The Beautiful Medusa

Writing is a many-headed adventure. It surrounds us (and only occasionally a seductress turning her admirers into stone):

  • Idea pitching to drive product sales and brand growth
  • Novel plots twisting unforgettable characters on screens large and small
  • Voices for the voiceless
  • Hallmark manufactured moments
  • Soul stirring speeches celebrating the tenets of the most successful and free republic in the world as well as empty dogma amounting to nothing but noise
  • Angry, unrighteous indignation of the dispossessed
  • Gut-busting, soda-through-the-nose laughs
  • Words spotlighting the injustices mankind visits upon itself and the inequalities still alive in our modern day.

For a fortunate few, writing is both passion and occupation. I am just one of the passionate, but that’s ok. Most of us are which in no way diminishes its value.

Writing as Therapy

One of the many gifts writing provides its practitioners is peace of mind. An alternative to Dr. Feelgood or Dr. Phil, writing is cheap therapy.

Whether for an audience of one or one world, writing delivers thought clarity, and when needed, a psychological catharsis on the emotional seesaw where we can regain balance.

The words and phrases don’t need to be eloquent, they just need to be yours.

Words Matter:  What’s Your Matter?

How have you used writing? How often do you write? Do you keep separate notebooks or blogs for a personal journal vs. any professional activity? How has writing impacted your life?
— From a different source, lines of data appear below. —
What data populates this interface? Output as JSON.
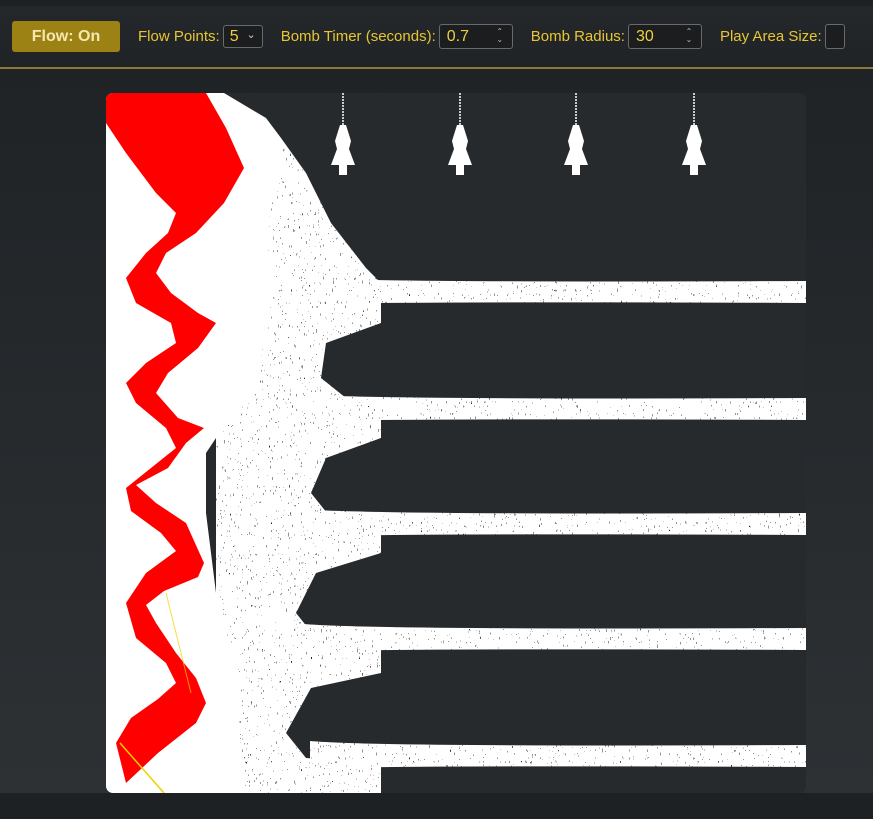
{
  "toolbar": {
    "flow_button": "Flow: On",
    "flow_points_label": "Flow Points:",
    "flow_points_value": "5",
    "bomb_timer_label": "Bomb Timer (seconds):",
    "bomb_timer_value": "0.7",
    "bomb_radius_label": "Bomb Radius:",
    "bomb_radius_value": "30",
    "play_area_label": "Play Area Size:"
  },
  "game": {
    "flow_point_count": 5,
    "colors": {
      "sand": "#ffffff",
      "fire": "#ff0000",
      "fuse": "#f0d000",
      "background": "#262a2c"
    },
    "icons": [
      "sand-spout-icon",
      "sand-spout-icon",
      "sand-spout-icon",
      "sand-spout-icon"
    ]
  }
}
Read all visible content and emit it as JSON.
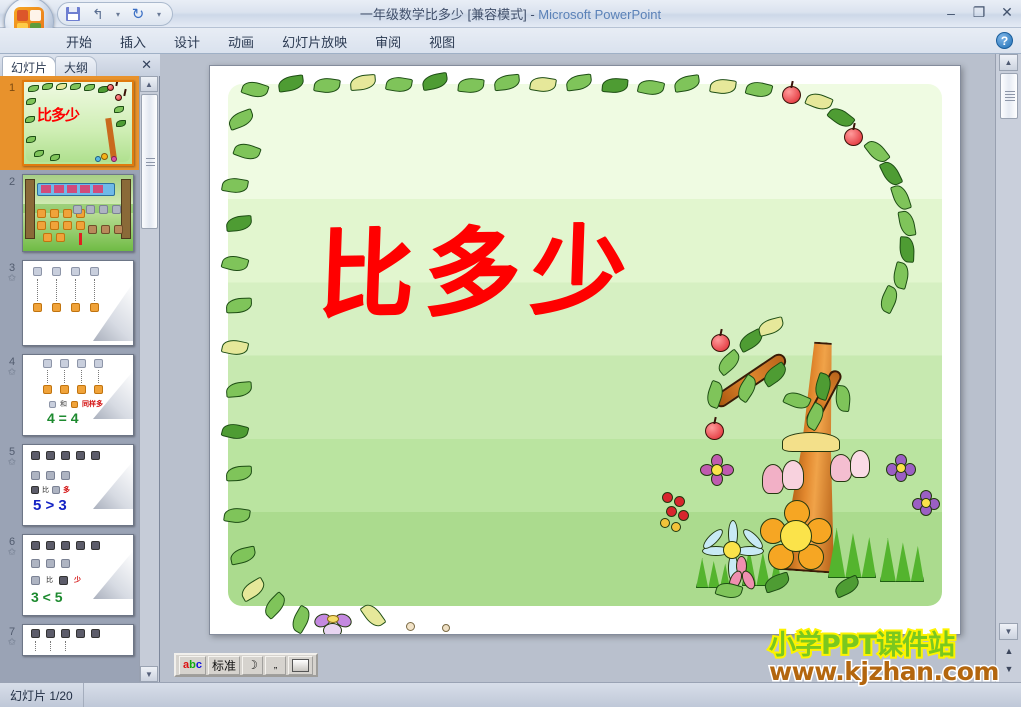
{
  "window": {
    "title": "一年级数学比多少 [兼容模式] - Microsoft PowerPoint",
    "doc_title": "一年级数学比多少 [兼容模式] - ",
    "app_name": "Microsoft PowerPoint",
    "minimize": "–",
    "restore": "❐",
    "close": "✕",
    "office_button": "office-orb",
    "help": "?"
  },
  "quick_access": {
    "save": "save-icon",
    "undo": "↰",
    "undo_more": "▾",
    "redo": "↻",
    "customize": "▾"
  },
  "ribbon": {
    "tabs": [
      {
        "label": "开始",
        "active": false
      },
      {
        "label": "插入",
        "active": false
      },
      {
        "label": "设计",
        "active": false
      },
      {
        "label": "动画",
        "active": false
      },
      {
        "label": "幻灯片放映",
        "active": false
      },
      {
        "label": "审阅",
        "active": false
      },
      {
        "label": "视图",
        "active": false
      }
    ]
  },
  "left_panel": {
    "tabs": [
      {
        "label": "幻灯片",
        "active": true
      },
      {
        "label": "大纲",
        "active": false
      }
    ],
    "close_label": "✕",
    "slides": [
      {
        "number": "1",
        "selected": true,
        "animated": false,
        "kind": "title",
        "title": "比多少",
        "equation": ""
      },
      {
        "number": "2",
        "selected": false,
        "animated": false,
        "kind": "scene",
        "title": "",
        "equation": ""
      },
      {
        "number": "3",
        "selected": false,
        "animated": true,
        "kind": "compare",
        "title": "",
        "equation": ""
      },
      {
        "number": "4",
        "selected": false,
        "animated": true,
        "kind": "compare",
        "title": "",
        "equation": "4 = 4"
      },
      {
        "number": "5",
        "selected": false,
        "animated": true,
        "kind": "compare",
        "title": "",
        "equation": "5 > 3"
      },
      {
        "number": "6",
        "selected": false,
        "animated": true,
        "kind": "compare",
        "title": "",
        "equation": "3 < 5"
      },
      {
        "number": "7",
        "selected": false,
        "animated": true,
        "kind": "compare",
        "title": "",
        "equation": ""
      }
    ],
    "scroll_up": "▲",
    "scroll_down": "▼"
  },
  "slide": {
    "title_text": "比多少",
    "title_color": "#ff0000",
    "background_top": "#effbe2",
    "background_bottom": "#abdb8e",
    "decoration": "apple-tree-and-flowers-border"
  },
  "mini_toolbar": {
    "buttons": [
      {
        "label": "标准",
        "name": "standard-button"
      },
      {
        "label": "",
        "name": "moon-icon-button"
      },
      {
        "label": "",
        "name": "quote-icon-button"
      },
      {
        "label": "",
        "name": "keyboard-icon-button"
      }
    ]
  },
  "right_scroll": {
    "up": "▲",
    "down": "▼",
    "prev_slide": "▲",
    "next_slide": "▼"
  },
  "status_bar": {
    "slide_counter": "幻灯片 1/20"
  },
  "watermark": {
    "line1": "小学PPT课件站",
    "line2": "www.kjzhan.com",
    "line1_color": "#7ac81f",
    "line1_stroke": "#fdf300",
    "line2_color": "#b3660e",
    "line2_stroke": "#ffffff"
  }
}
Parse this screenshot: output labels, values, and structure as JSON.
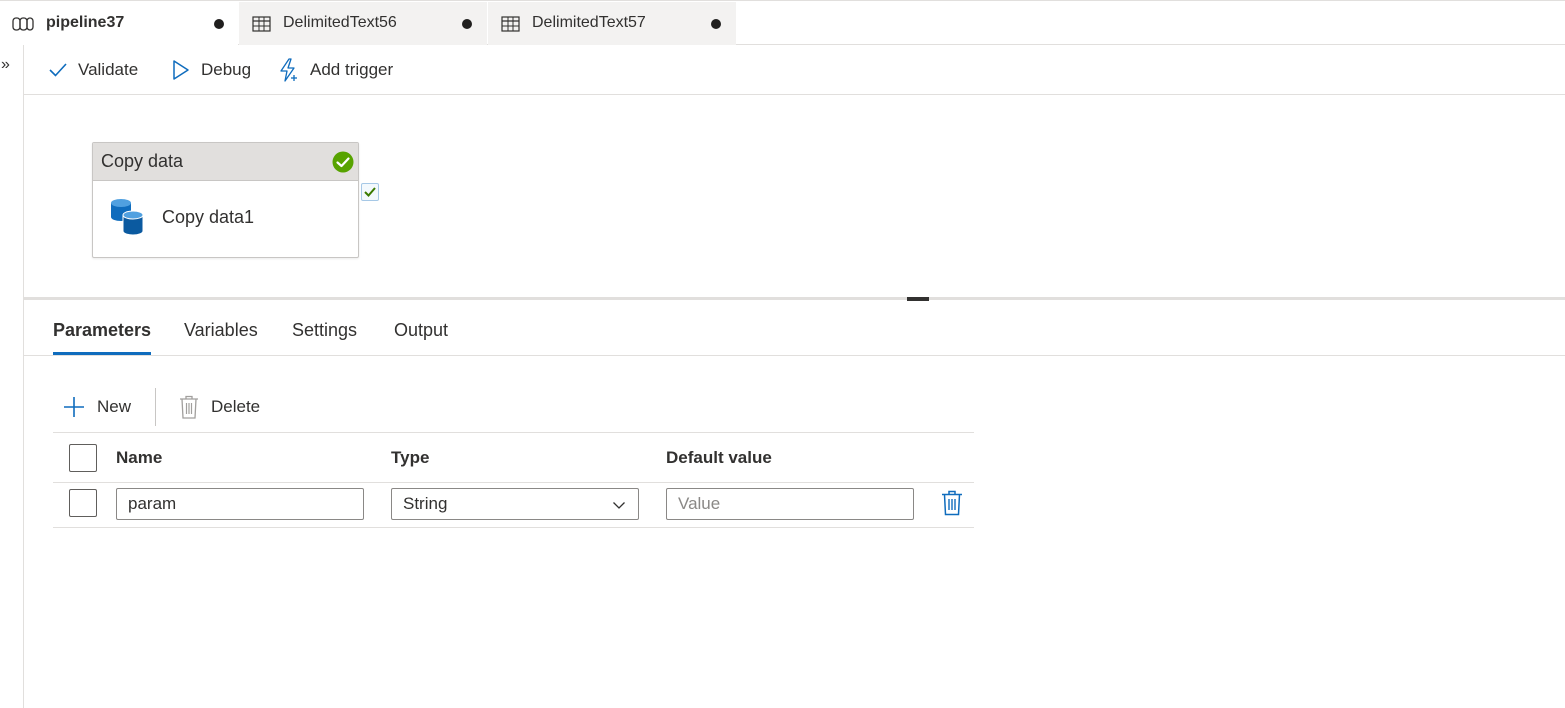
{
  "tabs": [
    {
      "label": "pipeline37",
      "icon": "pipeline-icon",
      "active": true,
      "dirty": true
    },
    {
      "label": "DelimitedText56",
      "icon": "table-icon",
      "active": false,
      "dirty": true
    },
    {
      "label": "DelimitedText57",
      "icon": "table-icon",
      "active": false,
      "dirty": true
    }
  ],
  "sidebar": {
    "expand_glyph": "»",
    "icon": "expand-chevrons-icon"
  },
  "toolbar": {
    "validate_label": "Validate",
    "debug_label": "Debug",
    "add_trigger_label": "Add trigger"
  },
  "canvas": {
    "activity": {
      "type_label": "Copy data",
      "name": "Copy data1",
      "status": "succeeded",
      "status_icon": "success-check-icon",
      "activity_icon": "database-copy-icon"
    }
  },
  "panel": {
    "tabs": [
      {
        "label": "Parameters",
        "active": true
      },
      {
        "label": "Variables",
        "active": false
      },
      {
        "label": "Settings",
        "active": false
      },
      {
        "label": "Output",
        "active": false
      }
    ],
    "new_label": "New",
    "delete_label": "Delete",
    "columns": {
      "name": "Name",
      "type": "Type",
      "default_value": "Default value"
    },
    "rows": [
      {
        "name": "param",
        "type": "String",
        "default_value_placeholder": "Value"
      }
    ]
  },
  "colors": {
    "accent": "#0f6cbd",
    "success": "#57a300",
    "tab_inactive_bg": "#f3f2f1",
    "header_bg": "#e1dfdd"
  }
}
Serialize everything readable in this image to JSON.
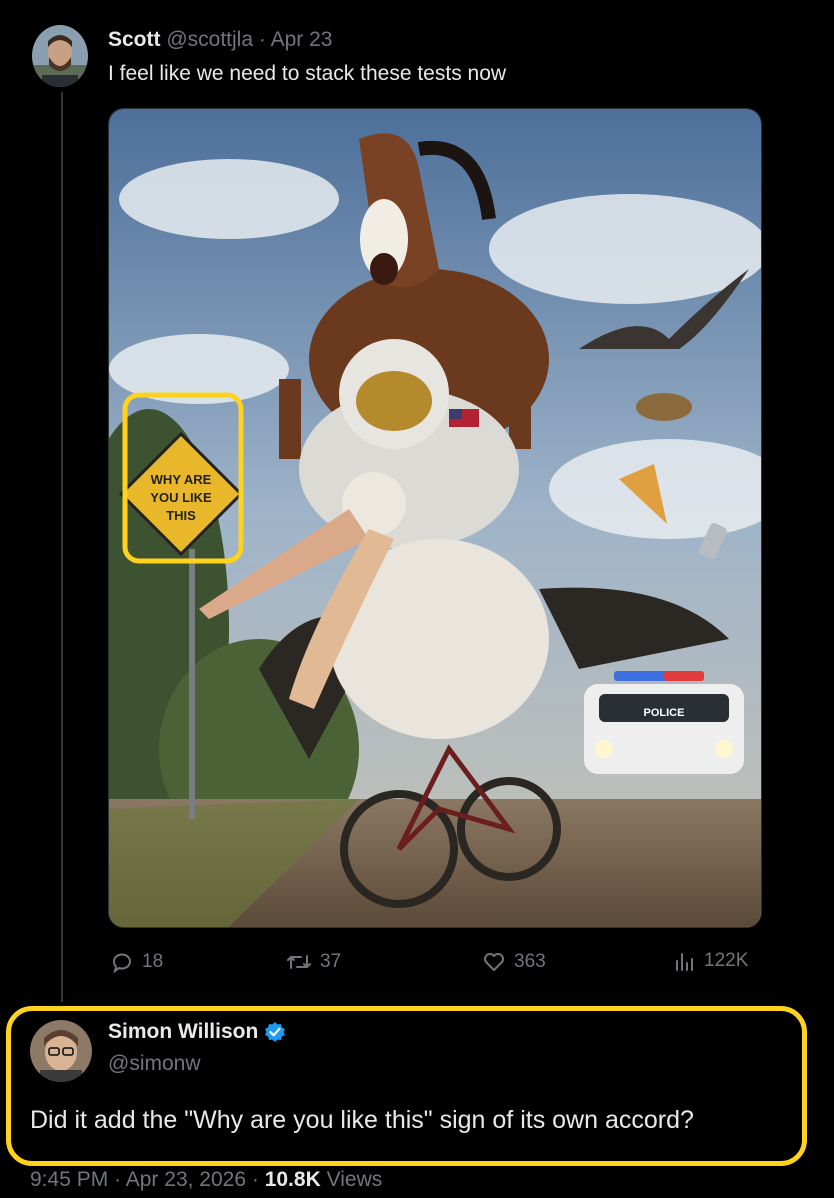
{
  "tweet": {
    "author_name": "Scott",
    "author_handle": "@scottjla",
    "separator": "·",
    "date": "Apr 23",
    "text": "I feel like we need to stack these tests now",
    "image": {
      "sign_lines": [
        "WHY ARE",
        "YOU LIKE",
        "THIS"
      ],
      "police_label": "POLICE"
    },
    "actions": {
      "replies": "18",
      "reposts": "37",
      "likes": "363",
      "views": "122K"
    }
  },
  "reply": {
    "author_name": "Simon Willison",
    "author_handle": "@simonw",
    "verified": true,
    "text": "Did it add the \"Why are you like this\" sign of its own accord?",
    "time": "9:45 PM",
    "separator": "·",
    "date": "Apr 23, 2026",
    "views_count": "10.8K",
    "views_label": "Views"
  },
  "colors": {
    "highlight": "#ffd21f",
    "verified": "#1d9bf0",
    "muted": "#71767b"
  }
}
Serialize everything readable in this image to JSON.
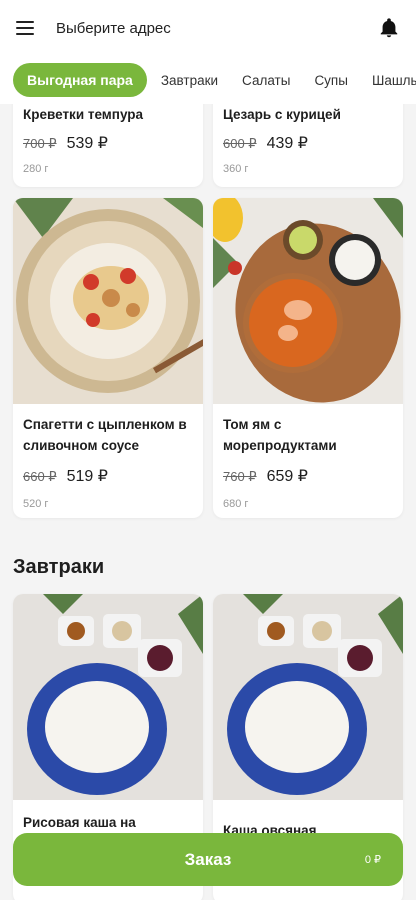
{
  "header": {
    "address_label": "Выберите адрес"
  },
  "tabs": [
    {
      "label": "Выгодная пара"
    },
    {
      "label": "Завтраки"
    },
    {
      "label": "Салаты"
    },
    {
      "label": "Супы"
    },
    {
      "label": "Шашлыки"
    }
  ],
  "top_cards": [
    {
      "name": "Креветки темпура",
      "old_price": "700 ₽",
      "price": "539 ₽",
      "weight": "280 г"
    },
    {
      "name": "Цезарь с курицей",
      "old_price": "600 ₽",
      "price": "439 ₽",
      "weight": "360 г"
    }
  ],
  "cards": [
    {
      "name": "Спагетти с цыпленком в сливочном соусе",
      "old_price": "660 ₽",
      "price": "519 ₽",
      "weight": "520 г"
    },
    {
      "name": "Том ям с морепродуктами",
      "old_price": "760 ₽",
      "price": "659 ₽",
      "weight": "680 г"
    }
  ],
  "breakfast": {
    "title": "Завтраки",
    "items": [
      {
        "name": "Рисовая каша на"
      },
      {
        "name": "Каша овсяная"
      }
    ]
  },
  "order": {
    "label": "Заказ",
    "sum": "0 ₽"
  },
  "colors": {
    "accent": "#7ab73c"
  }
}
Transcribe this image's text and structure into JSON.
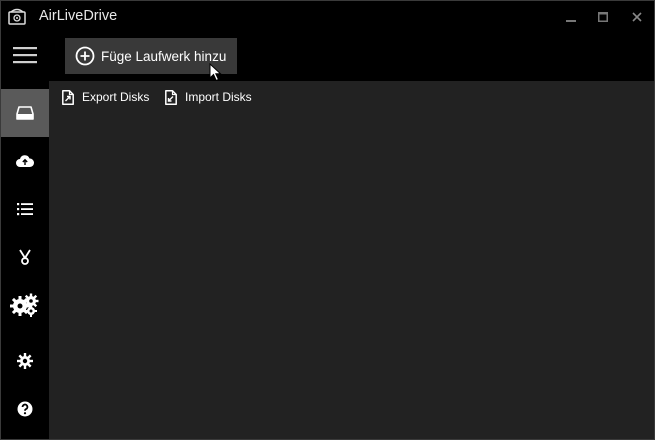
{
  "window": {
    "title": "AirLiveDrive",
    "controls": [
      "minimize-icon",
      "maximize-icon",
      "close-icon"
    ]
  },
  "toolbar": {
    "add_drive_label": "Füge Laufwerk hinzu",
    "menu_icon": "hamburger-icon"
  },
  "actions": {
    "export_label": "Export Disks",
    "import_label": "Import Disks"
  },
  "sidebar": {
    "items": [
      {
        "icon": "drive-icon",
        "active": true
      },
      {
        "icon": "cloud-upload-icon",
        "active": false
      },
      {
        "icon": "list-icon",
        "active": false
      },
      {
        "icon": "scissors-icon",
        "active": false
      },
      {
        "icon": "gears-icon",
        "active": false
      },
      {
        "icon": "settings-icon",
        "active": false
      },
      {
        "icon": "help-icon",
        "active": false
      }
    ]
  },
  "colors": {
    "background": "#000000",
    "panel": "#222222",
    "button": "#393939",
    "active_nav": "#5a5a5a",
    "text": "#ffffff"
  }
}
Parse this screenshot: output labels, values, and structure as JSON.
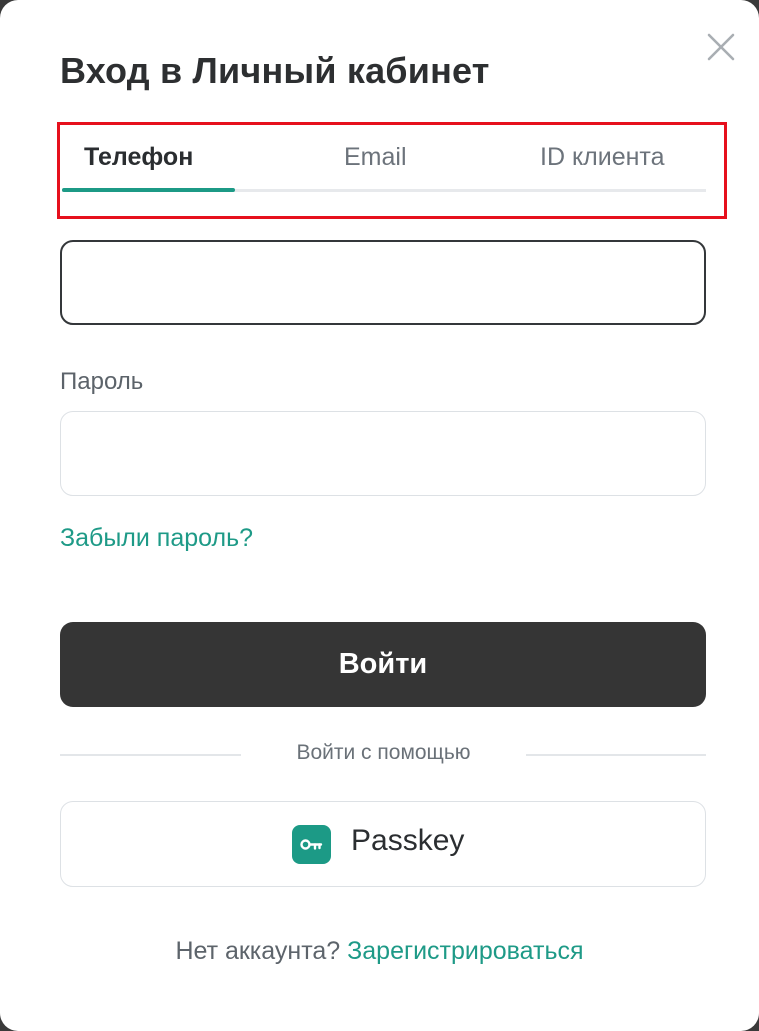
{
  "modal": {
    "title": "Вход в Личный кабинет",
    "close_icon": "close-icon"
  },
  "tabs": [
    {
      "label": "Телефон",
      "active": true
    },
    {
      "label": "Email",
      "active": false
    },
    {
      "label": "ID клиента",
      "active": false
    }
  ],
  "phone_input": {
    "value": "",
    "placeholder": ""
  },
  "password": {
    "label": "Пароль",
    "value": "",
    "placeholder": ""
  },
  "forgot_password": "Забыли пароль?",
  "login_button": "Войти",
  "divider_text": "Войти с помощью",
  "passkey": {
    "label": "Passkey",
    "icon": "key-icon"
  },
  "footer": {
    "no_account": "Нет аккаунта?",
    "register": "Зарегистрироваться"
  },
  "colors": {
    "accent": "#1c9a86",
    "primary_button": "#353535",
    "highlight_box": "#e6101d",
    "title_text": "#2d2f31"
  }
}
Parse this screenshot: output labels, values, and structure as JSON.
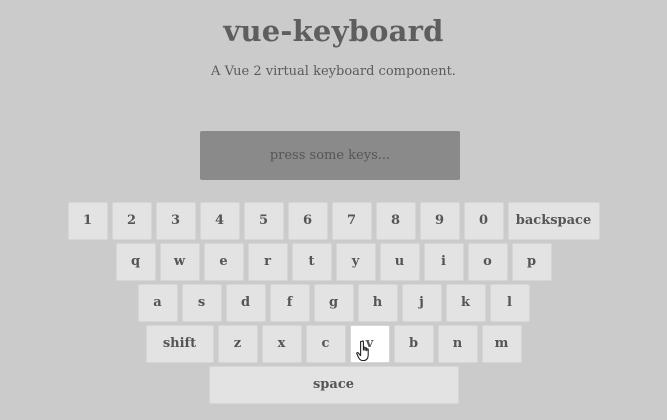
{
  "header": {
    "title": "vue-keyboard",
    "subtitle": "A Vue 2 virtual keyboard component."
  },
  "display": {
    "placeholder": "press some keys..."
  },
  "keyboard": {
    "rows": [
      [
        "1",
        "2",
        "3",
        "4",
        "5",
        "6",
        "7",
        "8",
        "9",
        "0",
        "backspace"
      ],
      [
        "q",
        "w",
        "e",
        "r",
        "t",
        "y",
        "u",
        "i",
        "o",
        "p"
      ],
      [
        "a",
        "s",
        "d",
        "f",
        "g",
        "h",
        "j",
        "k",
        "l"
      ],
      [
        "shift",
        "z",
        "x",
        "c",
        "v",
        "b",
        "n",
        "m"
      ],
      [
        "space"
      ]
    ],
    "hovered_key": "v"
  },
  "colors": {
    "background": "#cbcbcb",
    "display": "#8a8a8a",
    "key": "#e3e3e3",
    "key_hover": "#ffffff",
    "text": "#555555"
  },
  "icons": {
    "cursor": "hand-pointer-icon"
  }
}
While not always the case, below is an example of how I’ve used writing as a personal outlet.

This piece was written during the passing of my stepfather at the young age of 57 in 2004 due to Small Cell Lung Cancer resulting from exposure to Agent Orange laid down during his tours in Vietnam.

I’m hesitant to call it a poem because I’m not a poet. It’s simply a real-time recounting of the passing of a significant person, a family member and mentor…of shared struggles but in opposing facets.

Equal parts coping and catharsis, this honors a patriot who loved his family, his faith, and the smallest of moments where life happens.

Coda: An Elegy

As you lie dying, you said,
“Let the Lord lead” and
Showed no fear
In the face of the
Malignancy devouring
The breath within you.

As some prayed, I wrestled with God,
Searching for justice
In the sentence you’d been given.

Others talked of Jesus
And salvation
— A triumph over death.

To me, it seemed
A narcotic chased with sand
To numb the pain
Of the finality in which
All will cease to exist.

God’s faithful servant, is this fair?

I prayed and trusted once
With all a boy’s sincerity
And innocence,
Fearing that my plea would be
Met with silence,
Angered by the helplessness
That drove me to my knees,
Sickly knowing they’d not return.

What time and industry hid
Was only resurrected
With a vengeance as I saw
The pain racking your body,
Nothing slowing the contagion’s course,
The venom winding its way
To still the beating of your heart.

A rap on the door brought
A late night visit —
A white Rasta in dreads,
The dark shaman called
Who taught us the
Science of transition,
And allowed us to
Give you permission
To let go.

As we listened in long vigil,
There sat on the wall,
Painted by the Moon’s pale glow,
A picture of Jesus.

Why does He laugh?

Death’s rattle grew louder,
Dancing double-time
To the pendulum’s cadence,
Life measured in minutes.
On the bed, curled as the unborn,
You lie in weezing moan and
Vacant stare.

Did you hear the Lord’s Prayer
As we surrounded you
In semi-circle, holding hands,
Touching you in your last moments,
Embracing as the staccato
Of your breathing
Ceased?

Your granddaughter hugged her father
As he mourned for you
On the front porch steps, saying,
“I love you, Daddy,”
On the cool and beautiful
Morning of your passing.

Child becoming parent,
The parent, the child.
Pain begat pain,
Weeping as one abandoned,
Realizing too late the love I felt,
Regret at the lack
Of its full expression
And sadness in the uncertainty
Of you not knowing,
Understanding with clarity:
Death’s sting is preserved
Not for those who die
But for those who remain.

Returning home,
Silence’s knell reverberated
From room to room,
Sounding an alarm of your absence.
Your wallet and money laid
On the dresser,
Surrounded by
A tapestry of pictures
A kaleidoscope of captured moments
— Relics of a life interrupted.

Did you hear the somber bugle
Of your funeral song
Or the blasting of a final salute
As you returned home?

Honored in dying
By the Agent of your death.
Decorated infantryman
In war’s foreign fields
— Far braver soldier in the soul’s campaign.